[Exercise directions] Within the data below, copy each line where the string "JSON" is found.

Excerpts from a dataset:
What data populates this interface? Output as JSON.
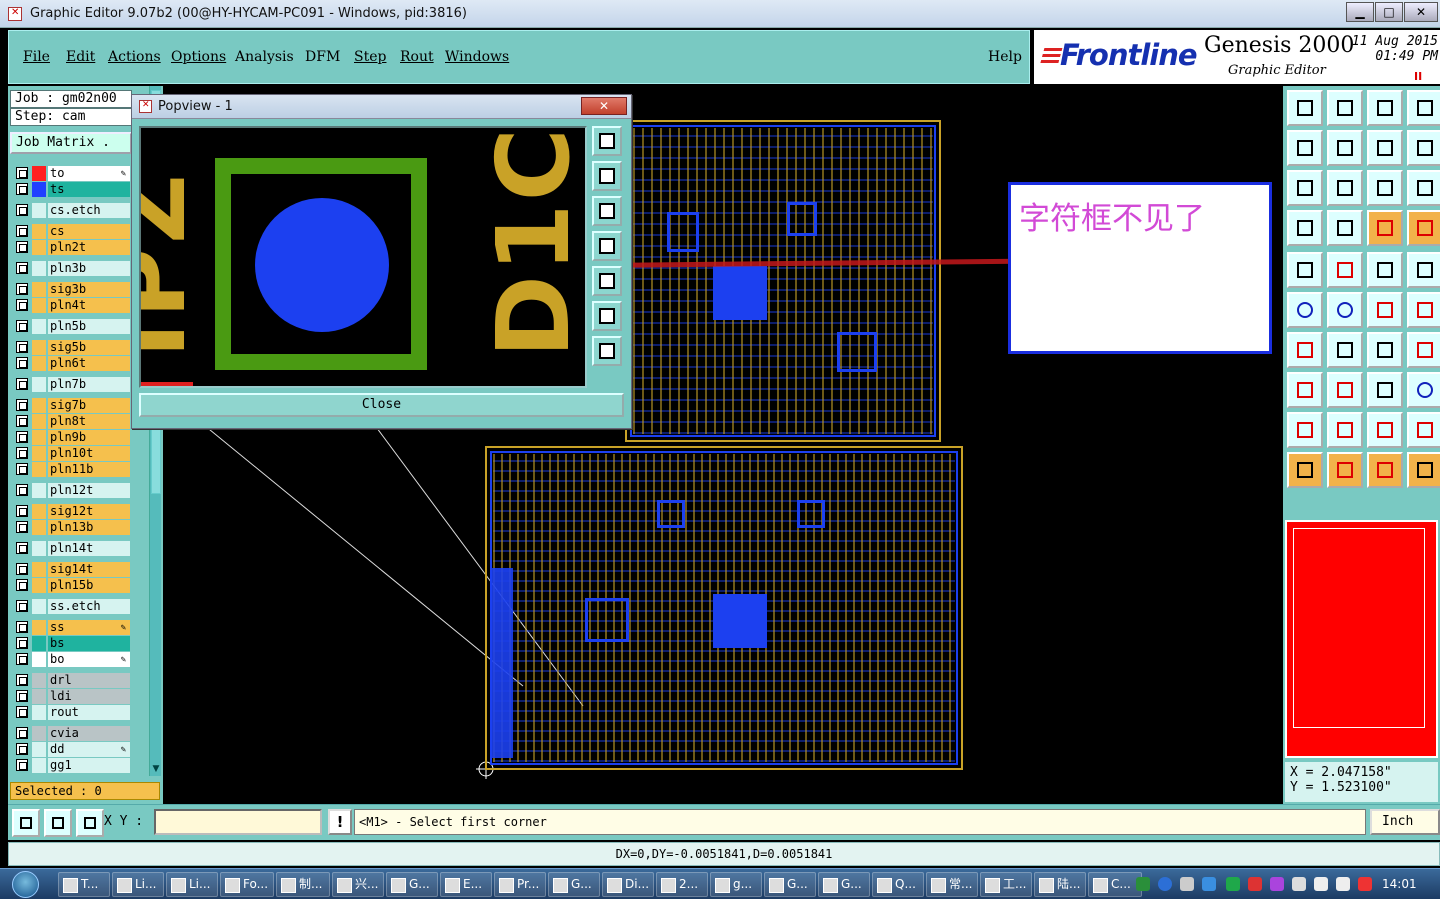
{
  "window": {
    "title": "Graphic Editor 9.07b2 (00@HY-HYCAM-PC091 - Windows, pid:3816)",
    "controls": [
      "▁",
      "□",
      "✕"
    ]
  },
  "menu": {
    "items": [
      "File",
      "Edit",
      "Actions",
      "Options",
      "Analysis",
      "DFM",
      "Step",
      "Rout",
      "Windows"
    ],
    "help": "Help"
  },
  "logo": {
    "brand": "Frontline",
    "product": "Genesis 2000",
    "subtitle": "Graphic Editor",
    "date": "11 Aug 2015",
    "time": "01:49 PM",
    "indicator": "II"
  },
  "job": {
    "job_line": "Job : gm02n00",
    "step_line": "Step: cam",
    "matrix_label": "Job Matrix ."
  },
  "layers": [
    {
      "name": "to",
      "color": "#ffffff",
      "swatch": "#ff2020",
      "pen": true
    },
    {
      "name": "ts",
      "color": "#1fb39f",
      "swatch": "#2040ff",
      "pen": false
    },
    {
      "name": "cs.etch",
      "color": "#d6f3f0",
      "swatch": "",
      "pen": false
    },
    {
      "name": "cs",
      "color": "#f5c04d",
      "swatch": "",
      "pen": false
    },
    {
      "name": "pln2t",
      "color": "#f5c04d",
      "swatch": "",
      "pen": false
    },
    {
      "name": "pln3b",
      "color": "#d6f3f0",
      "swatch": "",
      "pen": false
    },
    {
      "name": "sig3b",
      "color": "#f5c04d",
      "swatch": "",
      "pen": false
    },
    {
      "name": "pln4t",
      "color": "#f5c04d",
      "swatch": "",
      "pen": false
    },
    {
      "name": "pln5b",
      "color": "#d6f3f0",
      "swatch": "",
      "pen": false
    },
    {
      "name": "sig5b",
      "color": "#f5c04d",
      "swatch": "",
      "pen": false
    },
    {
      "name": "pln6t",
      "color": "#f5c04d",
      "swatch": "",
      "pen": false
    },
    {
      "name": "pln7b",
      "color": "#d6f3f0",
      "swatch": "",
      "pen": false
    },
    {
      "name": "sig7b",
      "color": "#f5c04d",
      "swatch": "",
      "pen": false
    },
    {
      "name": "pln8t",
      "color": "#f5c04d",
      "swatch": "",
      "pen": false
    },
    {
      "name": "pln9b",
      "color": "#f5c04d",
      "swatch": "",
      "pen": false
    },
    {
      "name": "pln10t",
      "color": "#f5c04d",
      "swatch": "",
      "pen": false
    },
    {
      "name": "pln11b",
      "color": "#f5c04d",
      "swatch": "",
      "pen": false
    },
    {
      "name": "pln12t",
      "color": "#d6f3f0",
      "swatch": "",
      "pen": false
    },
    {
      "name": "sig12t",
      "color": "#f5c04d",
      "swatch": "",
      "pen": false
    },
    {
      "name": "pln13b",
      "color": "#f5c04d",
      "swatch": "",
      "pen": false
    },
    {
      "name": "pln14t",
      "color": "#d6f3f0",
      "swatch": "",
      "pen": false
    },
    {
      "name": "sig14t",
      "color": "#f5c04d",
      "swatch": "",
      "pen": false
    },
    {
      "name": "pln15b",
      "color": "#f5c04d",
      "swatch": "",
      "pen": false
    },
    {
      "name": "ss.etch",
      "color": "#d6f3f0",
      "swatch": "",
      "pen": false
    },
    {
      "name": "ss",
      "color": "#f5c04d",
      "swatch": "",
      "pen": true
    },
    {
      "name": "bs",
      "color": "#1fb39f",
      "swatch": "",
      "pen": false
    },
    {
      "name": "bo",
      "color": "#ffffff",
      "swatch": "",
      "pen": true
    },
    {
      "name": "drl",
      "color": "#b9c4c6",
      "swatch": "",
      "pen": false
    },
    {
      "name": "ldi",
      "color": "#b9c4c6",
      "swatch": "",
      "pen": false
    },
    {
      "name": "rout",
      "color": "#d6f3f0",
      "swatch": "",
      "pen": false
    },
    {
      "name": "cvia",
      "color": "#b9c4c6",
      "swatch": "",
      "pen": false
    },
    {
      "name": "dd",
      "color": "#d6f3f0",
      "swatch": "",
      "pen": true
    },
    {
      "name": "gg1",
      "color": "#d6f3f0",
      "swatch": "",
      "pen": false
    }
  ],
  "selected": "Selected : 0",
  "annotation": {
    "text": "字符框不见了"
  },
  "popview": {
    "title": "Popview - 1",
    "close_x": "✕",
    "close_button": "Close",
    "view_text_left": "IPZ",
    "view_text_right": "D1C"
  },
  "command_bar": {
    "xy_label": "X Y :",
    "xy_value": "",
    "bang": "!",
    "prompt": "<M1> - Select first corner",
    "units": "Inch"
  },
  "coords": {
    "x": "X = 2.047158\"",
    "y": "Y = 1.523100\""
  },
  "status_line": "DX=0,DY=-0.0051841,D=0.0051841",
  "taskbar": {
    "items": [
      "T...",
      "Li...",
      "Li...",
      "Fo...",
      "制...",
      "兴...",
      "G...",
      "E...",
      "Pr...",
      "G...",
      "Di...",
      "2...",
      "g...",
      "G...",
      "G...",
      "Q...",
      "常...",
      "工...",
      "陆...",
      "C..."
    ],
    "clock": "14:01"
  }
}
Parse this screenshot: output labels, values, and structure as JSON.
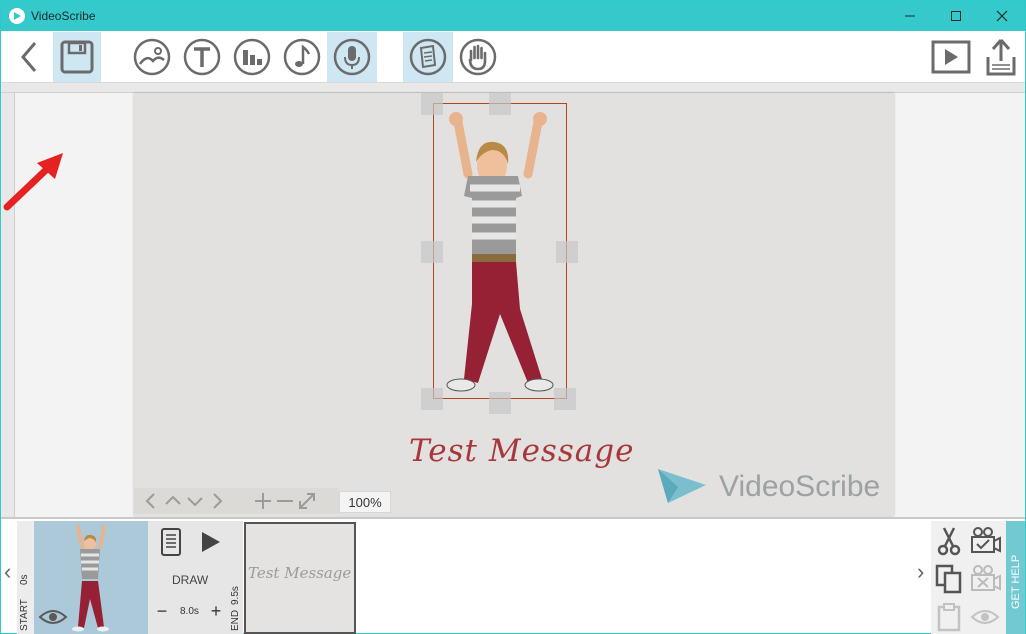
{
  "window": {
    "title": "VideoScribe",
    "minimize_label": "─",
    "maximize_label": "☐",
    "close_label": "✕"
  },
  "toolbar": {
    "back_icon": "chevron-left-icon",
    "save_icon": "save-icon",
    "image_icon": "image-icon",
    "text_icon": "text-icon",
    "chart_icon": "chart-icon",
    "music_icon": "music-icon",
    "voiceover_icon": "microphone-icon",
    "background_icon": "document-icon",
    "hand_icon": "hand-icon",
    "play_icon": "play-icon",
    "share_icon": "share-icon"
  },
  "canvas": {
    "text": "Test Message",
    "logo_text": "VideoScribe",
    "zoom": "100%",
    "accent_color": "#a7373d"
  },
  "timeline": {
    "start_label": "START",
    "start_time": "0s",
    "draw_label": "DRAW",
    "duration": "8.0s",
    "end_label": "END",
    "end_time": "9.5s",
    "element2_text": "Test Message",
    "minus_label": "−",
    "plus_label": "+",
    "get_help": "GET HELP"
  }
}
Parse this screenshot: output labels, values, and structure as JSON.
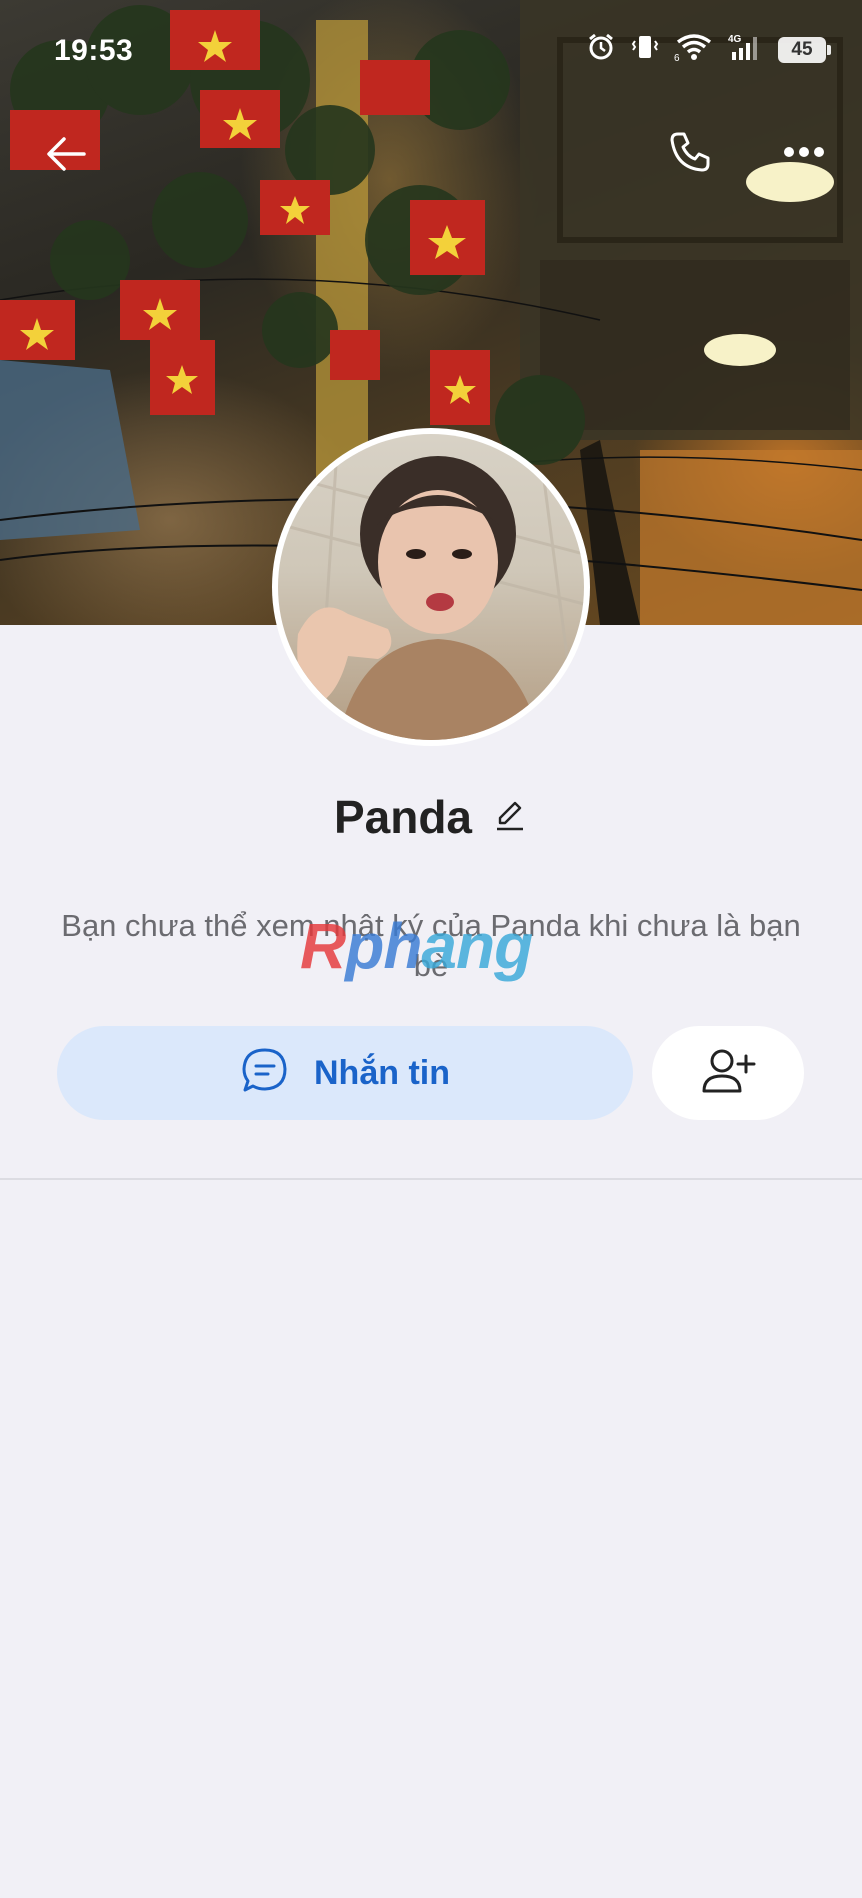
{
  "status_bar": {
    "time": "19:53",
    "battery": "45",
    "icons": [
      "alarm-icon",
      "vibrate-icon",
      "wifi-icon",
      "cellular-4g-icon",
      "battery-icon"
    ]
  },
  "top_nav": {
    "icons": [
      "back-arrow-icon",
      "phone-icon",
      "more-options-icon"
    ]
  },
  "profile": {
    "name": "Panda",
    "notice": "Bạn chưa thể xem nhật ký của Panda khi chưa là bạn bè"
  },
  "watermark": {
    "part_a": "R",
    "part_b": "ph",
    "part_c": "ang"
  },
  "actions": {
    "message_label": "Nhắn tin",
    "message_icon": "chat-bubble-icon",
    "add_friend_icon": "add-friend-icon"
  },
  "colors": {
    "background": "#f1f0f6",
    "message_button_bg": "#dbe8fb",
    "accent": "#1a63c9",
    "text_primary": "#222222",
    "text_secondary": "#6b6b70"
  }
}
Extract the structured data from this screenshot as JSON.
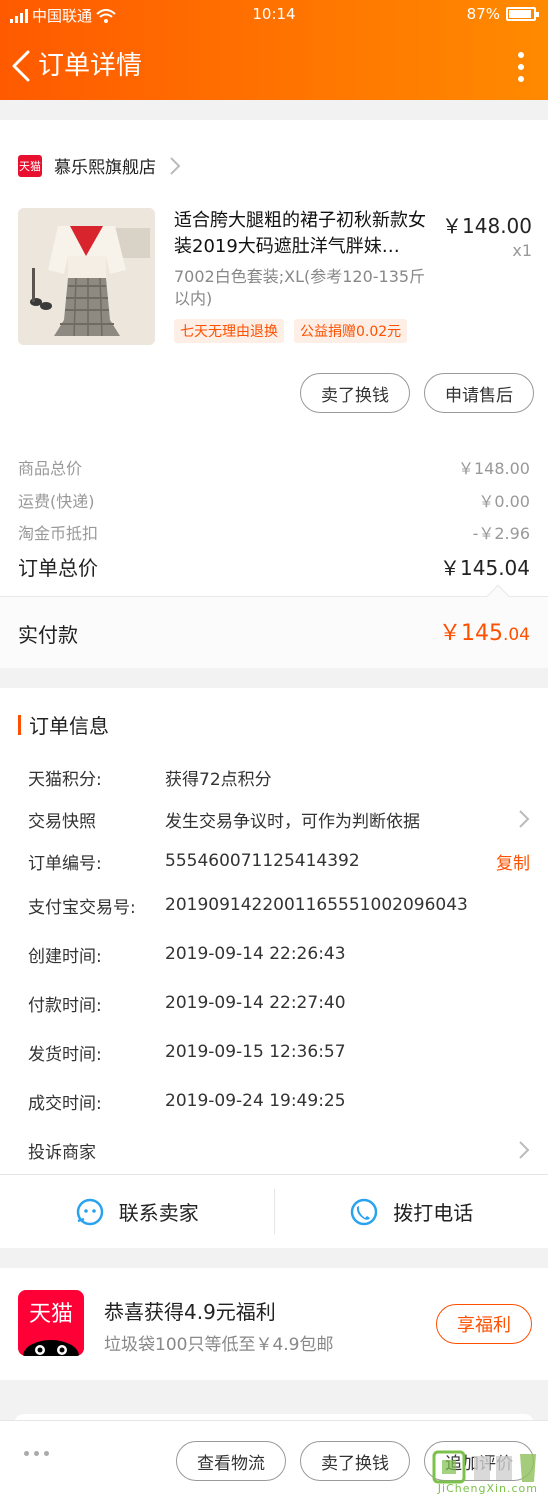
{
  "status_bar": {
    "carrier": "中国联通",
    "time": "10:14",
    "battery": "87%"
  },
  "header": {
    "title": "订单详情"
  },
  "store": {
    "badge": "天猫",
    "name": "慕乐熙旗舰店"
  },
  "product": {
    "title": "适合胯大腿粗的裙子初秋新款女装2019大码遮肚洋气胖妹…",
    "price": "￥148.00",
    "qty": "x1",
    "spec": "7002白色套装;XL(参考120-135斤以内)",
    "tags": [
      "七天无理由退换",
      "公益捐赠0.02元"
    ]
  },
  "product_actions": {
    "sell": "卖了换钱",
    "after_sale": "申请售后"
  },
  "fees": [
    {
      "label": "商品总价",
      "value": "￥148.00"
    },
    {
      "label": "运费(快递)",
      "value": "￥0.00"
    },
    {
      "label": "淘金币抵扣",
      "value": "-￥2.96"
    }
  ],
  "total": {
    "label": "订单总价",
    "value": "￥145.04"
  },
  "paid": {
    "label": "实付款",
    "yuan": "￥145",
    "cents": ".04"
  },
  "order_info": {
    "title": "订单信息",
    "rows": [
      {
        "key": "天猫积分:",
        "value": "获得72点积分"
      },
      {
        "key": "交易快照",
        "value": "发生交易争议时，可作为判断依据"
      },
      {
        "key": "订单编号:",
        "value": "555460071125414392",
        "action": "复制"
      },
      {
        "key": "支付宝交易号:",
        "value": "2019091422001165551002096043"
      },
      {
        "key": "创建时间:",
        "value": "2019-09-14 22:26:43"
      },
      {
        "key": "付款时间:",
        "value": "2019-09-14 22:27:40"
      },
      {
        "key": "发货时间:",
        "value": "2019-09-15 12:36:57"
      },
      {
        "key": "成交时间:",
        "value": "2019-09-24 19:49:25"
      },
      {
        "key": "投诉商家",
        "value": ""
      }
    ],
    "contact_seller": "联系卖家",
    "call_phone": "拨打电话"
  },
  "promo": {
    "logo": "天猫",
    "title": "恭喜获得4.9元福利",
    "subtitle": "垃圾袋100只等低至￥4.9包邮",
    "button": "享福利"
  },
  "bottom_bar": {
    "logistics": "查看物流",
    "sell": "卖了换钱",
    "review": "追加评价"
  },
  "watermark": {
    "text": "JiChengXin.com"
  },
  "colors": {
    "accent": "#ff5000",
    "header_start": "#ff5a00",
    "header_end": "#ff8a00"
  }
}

[Your response]
What data populates this interface? Output as JSON.
Parse this screenshot: output labels, values, and structure as JSON.
Parse this screenshot: output labels, values, and structure as JSON.
Extract the structured data from this screenshot as JSON.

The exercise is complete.